Every spring, the Congressional Institute, a nonprofit organization, sponsors the Congressional Art Competition. The nationwide competition is a visual art contest where one high school student is selected as the winner for every congressional district. The winners are recognized both in their district and at an awards ceremony in Washington, D.C. The winning pieces of art are displayed at the U.S. Capitol for a year. This year, the student from our district, California’s 11th congressional district, was one of Las Lomas’ own students, junior Yoon-Ju Kim.
“Being brought up from an artistic environment with parents and relatives with art-related majors, I have always been interested in art since the beginning. However, my passion and skill in art grew immensely in high school when I started taking art classes at Las Lomas,” said Yoon-Ju Kim. “I didn’t particularly practice my art skills in certain ways, but I think it progressed naturally after I started taking art classes at Las Lomas. Working on countless projects here helped me discover many techniques… So far it’s a hobby for me. But I would like to apply to some art schools in case my mind changes.”
This year, there were 51 pieces of art submitted from 16 high schools throughout our congressional district. The runner-up was Head-Royce School junior Hannah Anderson for the piece, “Avian Anomaly.” The third place winner was Monte Vista High School freshman Haoran Xia for the piece “Old Man in the Snow.” These second and third place pieces will be displayed in Congressman DeSaulnier’s Walnut Creek and Richmond offices. “I know my friend in AP Art, Mia Portner, also entered in the competition,” Kim said.

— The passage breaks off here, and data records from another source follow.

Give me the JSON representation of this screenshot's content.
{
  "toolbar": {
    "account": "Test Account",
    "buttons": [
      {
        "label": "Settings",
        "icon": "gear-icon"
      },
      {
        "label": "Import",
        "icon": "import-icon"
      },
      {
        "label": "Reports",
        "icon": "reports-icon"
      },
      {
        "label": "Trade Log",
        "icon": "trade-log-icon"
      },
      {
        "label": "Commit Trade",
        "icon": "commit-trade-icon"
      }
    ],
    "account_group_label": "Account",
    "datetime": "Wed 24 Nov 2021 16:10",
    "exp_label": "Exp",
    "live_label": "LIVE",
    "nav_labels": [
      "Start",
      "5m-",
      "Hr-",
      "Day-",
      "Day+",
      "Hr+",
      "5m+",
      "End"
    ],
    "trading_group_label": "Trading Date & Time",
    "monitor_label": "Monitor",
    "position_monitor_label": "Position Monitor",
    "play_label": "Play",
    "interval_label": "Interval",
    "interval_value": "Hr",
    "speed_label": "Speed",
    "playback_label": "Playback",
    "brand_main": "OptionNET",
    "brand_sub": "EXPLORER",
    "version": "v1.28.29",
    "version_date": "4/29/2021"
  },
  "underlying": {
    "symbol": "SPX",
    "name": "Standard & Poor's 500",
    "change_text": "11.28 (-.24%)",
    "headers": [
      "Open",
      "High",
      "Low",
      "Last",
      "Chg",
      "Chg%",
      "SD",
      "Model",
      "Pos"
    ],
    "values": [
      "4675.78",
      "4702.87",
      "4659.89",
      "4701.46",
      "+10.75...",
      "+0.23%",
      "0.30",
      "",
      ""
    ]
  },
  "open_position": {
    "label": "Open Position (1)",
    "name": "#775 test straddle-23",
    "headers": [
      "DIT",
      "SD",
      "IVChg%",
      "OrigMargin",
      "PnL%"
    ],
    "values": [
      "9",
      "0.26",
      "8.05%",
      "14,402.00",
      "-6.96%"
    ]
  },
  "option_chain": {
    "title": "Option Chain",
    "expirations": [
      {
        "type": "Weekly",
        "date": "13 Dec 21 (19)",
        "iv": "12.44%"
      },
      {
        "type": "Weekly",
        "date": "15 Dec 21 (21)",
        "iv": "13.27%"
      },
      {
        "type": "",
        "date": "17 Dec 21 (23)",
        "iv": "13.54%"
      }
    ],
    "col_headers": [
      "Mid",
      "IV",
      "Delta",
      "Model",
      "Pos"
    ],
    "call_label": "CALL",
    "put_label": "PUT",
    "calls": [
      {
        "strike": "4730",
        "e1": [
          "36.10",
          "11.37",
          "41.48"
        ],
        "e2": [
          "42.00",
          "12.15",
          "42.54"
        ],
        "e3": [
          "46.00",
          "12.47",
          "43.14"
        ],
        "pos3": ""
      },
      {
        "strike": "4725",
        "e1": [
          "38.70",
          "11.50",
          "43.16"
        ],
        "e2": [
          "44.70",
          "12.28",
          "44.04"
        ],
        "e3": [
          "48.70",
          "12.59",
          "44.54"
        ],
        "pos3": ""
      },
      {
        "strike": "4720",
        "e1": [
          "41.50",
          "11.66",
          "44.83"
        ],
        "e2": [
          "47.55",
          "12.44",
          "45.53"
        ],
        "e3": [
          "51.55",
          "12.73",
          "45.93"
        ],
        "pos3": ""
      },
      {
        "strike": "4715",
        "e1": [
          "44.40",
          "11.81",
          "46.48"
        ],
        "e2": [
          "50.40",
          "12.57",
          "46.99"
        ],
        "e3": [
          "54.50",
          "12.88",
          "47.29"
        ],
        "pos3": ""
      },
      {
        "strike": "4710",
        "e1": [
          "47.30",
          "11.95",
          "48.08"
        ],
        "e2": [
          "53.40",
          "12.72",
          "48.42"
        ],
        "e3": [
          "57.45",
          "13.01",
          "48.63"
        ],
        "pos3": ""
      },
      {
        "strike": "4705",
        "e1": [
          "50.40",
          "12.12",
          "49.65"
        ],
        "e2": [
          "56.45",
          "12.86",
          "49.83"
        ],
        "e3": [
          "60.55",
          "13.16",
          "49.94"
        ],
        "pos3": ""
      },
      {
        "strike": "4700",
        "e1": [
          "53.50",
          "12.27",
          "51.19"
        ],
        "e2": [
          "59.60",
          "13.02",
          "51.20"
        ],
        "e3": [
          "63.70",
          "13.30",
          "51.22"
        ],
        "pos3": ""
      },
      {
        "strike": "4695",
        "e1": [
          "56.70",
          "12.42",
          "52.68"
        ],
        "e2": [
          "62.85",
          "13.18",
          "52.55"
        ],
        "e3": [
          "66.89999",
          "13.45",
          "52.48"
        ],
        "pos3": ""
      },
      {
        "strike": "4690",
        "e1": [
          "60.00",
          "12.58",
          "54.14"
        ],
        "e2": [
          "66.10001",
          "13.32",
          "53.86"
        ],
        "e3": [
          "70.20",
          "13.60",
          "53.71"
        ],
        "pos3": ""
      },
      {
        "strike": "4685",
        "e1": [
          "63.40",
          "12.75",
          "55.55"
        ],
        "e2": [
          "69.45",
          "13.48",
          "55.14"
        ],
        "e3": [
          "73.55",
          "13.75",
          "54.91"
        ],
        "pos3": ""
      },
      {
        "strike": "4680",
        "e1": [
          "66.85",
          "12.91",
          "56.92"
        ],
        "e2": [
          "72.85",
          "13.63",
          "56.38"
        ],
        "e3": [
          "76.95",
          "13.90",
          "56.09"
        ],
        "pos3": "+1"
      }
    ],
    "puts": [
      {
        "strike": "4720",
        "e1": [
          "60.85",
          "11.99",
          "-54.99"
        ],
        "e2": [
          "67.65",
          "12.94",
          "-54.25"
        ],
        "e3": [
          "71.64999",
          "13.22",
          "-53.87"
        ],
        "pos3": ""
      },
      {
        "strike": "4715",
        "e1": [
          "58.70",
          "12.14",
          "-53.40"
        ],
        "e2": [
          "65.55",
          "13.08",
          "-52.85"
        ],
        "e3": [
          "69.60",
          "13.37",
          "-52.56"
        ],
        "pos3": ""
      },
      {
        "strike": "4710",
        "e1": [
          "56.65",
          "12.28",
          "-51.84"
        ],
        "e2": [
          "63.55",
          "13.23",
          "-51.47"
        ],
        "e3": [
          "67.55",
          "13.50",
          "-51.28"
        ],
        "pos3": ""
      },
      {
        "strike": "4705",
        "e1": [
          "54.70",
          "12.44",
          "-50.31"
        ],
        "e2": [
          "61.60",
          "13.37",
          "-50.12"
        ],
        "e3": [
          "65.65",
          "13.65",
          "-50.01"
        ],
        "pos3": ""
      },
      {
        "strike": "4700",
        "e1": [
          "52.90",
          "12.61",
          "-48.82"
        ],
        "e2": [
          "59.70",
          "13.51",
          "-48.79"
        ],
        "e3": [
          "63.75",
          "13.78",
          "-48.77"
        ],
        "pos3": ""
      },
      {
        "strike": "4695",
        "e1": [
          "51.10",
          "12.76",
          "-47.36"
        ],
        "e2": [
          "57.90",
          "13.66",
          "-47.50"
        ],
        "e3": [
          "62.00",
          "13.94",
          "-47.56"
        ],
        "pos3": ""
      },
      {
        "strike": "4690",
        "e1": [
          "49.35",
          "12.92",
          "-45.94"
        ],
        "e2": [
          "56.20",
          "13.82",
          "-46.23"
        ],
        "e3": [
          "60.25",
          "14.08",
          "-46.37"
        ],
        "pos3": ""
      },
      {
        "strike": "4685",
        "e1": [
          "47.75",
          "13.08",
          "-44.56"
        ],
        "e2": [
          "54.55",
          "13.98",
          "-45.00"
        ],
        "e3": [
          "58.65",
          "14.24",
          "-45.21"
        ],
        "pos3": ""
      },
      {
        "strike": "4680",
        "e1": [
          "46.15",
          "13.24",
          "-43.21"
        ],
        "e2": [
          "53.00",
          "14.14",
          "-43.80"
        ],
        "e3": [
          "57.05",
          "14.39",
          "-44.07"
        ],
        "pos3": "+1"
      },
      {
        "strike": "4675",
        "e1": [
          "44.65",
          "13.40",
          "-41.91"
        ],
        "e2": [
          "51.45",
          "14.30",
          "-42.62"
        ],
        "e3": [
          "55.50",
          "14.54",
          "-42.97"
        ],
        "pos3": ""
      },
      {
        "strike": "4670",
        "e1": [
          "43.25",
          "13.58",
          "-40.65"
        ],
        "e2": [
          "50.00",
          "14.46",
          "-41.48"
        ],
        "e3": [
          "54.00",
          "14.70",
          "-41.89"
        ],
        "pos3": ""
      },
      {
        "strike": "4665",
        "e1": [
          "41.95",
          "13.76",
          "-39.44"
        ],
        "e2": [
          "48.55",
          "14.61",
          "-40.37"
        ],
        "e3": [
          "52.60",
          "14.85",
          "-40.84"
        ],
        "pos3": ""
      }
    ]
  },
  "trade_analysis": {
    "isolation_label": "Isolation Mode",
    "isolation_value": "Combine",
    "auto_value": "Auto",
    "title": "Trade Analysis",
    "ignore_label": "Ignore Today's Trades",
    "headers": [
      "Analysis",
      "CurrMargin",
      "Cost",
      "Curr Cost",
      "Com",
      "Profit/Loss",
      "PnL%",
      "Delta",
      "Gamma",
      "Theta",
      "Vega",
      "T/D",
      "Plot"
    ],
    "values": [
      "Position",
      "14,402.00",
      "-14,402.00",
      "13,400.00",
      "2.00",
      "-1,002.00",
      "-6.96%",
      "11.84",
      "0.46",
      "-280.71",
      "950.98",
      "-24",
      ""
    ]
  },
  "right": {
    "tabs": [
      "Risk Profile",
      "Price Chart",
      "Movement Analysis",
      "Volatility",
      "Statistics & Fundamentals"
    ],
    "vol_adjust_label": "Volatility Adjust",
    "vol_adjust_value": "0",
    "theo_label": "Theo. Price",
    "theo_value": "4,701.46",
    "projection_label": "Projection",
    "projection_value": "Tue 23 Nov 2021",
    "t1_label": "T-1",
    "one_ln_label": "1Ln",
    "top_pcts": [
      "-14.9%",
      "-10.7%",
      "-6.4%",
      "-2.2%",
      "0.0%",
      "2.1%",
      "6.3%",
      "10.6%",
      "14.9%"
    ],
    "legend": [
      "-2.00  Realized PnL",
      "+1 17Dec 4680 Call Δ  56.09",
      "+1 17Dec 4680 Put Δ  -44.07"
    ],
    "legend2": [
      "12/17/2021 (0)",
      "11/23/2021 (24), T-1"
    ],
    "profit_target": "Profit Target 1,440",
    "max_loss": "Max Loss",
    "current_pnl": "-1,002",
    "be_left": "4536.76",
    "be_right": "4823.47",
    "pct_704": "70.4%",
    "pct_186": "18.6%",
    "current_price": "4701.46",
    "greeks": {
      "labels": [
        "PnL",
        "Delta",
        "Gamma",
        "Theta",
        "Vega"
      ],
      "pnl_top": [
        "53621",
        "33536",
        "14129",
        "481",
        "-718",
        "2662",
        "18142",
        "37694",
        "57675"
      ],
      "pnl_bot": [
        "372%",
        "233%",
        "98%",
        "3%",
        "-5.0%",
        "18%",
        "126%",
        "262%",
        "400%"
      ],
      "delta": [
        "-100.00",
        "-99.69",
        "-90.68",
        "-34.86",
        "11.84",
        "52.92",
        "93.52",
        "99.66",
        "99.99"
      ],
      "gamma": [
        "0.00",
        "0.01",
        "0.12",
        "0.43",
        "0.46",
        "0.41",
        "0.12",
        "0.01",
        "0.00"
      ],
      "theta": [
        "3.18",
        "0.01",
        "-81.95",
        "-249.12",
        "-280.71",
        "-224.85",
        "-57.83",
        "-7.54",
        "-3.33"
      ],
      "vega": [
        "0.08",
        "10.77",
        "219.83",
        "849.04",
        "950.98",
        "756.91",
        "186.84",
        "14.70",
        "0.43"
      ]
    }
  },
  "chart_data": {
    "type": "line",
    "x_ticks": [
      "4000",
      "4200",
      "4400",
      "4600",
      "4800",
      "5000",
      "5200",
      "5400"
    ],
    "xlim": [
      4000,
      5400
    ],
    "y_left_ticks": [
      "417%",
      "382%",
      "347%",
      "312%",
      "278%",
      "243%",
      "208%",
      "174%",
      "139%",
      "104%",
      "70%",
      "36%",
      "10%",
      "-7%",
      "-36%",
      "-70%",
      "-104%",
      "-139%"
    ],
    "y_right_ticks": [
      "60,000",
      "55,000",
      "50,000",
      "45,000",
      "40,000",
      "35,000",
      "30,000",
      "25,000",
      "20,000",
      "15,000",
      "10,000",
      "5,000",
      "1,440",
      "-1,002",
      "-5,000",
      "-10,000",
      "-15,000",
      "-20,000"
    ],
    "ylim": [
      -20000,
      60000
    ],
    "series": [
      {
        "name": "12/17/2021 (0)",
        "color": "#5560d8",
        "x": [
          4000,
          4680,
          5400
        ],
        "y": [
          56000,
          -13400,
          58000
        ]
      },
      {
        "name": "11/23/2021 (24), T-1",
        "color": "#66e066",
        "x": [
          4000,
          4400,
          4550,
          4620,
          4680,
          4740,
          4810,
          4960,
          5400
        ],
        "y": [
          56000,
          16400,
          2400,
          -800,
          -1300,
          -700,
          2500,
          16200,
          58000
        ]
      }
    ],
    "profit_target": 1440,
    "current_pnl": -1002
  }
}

“This year’s Congressional Art Competition submissions showcased tremendous creativity from across our district. The level of talent on display in each piece is inspiring,” said Congressman DeSaulnier. “Congratulations to Yoon-Ju Kim of Las Lomas High School for winning this year’s competition. I look forward to seeing it displayed among art from across the country in the U.S. Capitol.”
In June, the winner of each competition is given a free trip to Washington D.C. for an annual event organized by the Congressional Art Competition. The winner is also allowed to bring one family member. “I’m so excited for this trip! I’m planning to go with my mother,” Kim said.
Students who wanted to join the competition could do so by submitting their entry to their representative’s office. “I found about the competition from another competition’s coordinator who asked if I was willing to submit any artworks for the congressional competition. So I created a piece in two days and turned it in,” Kim added.
The winning entries are selected by panels of district artists. The judges were Michelle Krup, DVC Art and Photography Department Instructor, Rebecca Talley, Adjunct Professor of Fine Arts & Graphic Communications, and John Finger, Finger Art & Design, Artist, and Gallery Owner.
When asked what her piece was and what inspired her, Yoon-Ju Kim explained “My winning piece is called Trapped. The medium is charcoal on paper with collage of fabric and string… I felt that at least once in our lives, we all feel trapped and controlled by an unknown force. Some may feel trapped by certain societal expectations, peer pressure, racial boundaries, and so much more. This feeling of being contained/trapped in an unpleasant force/box inspired me to create this piece.”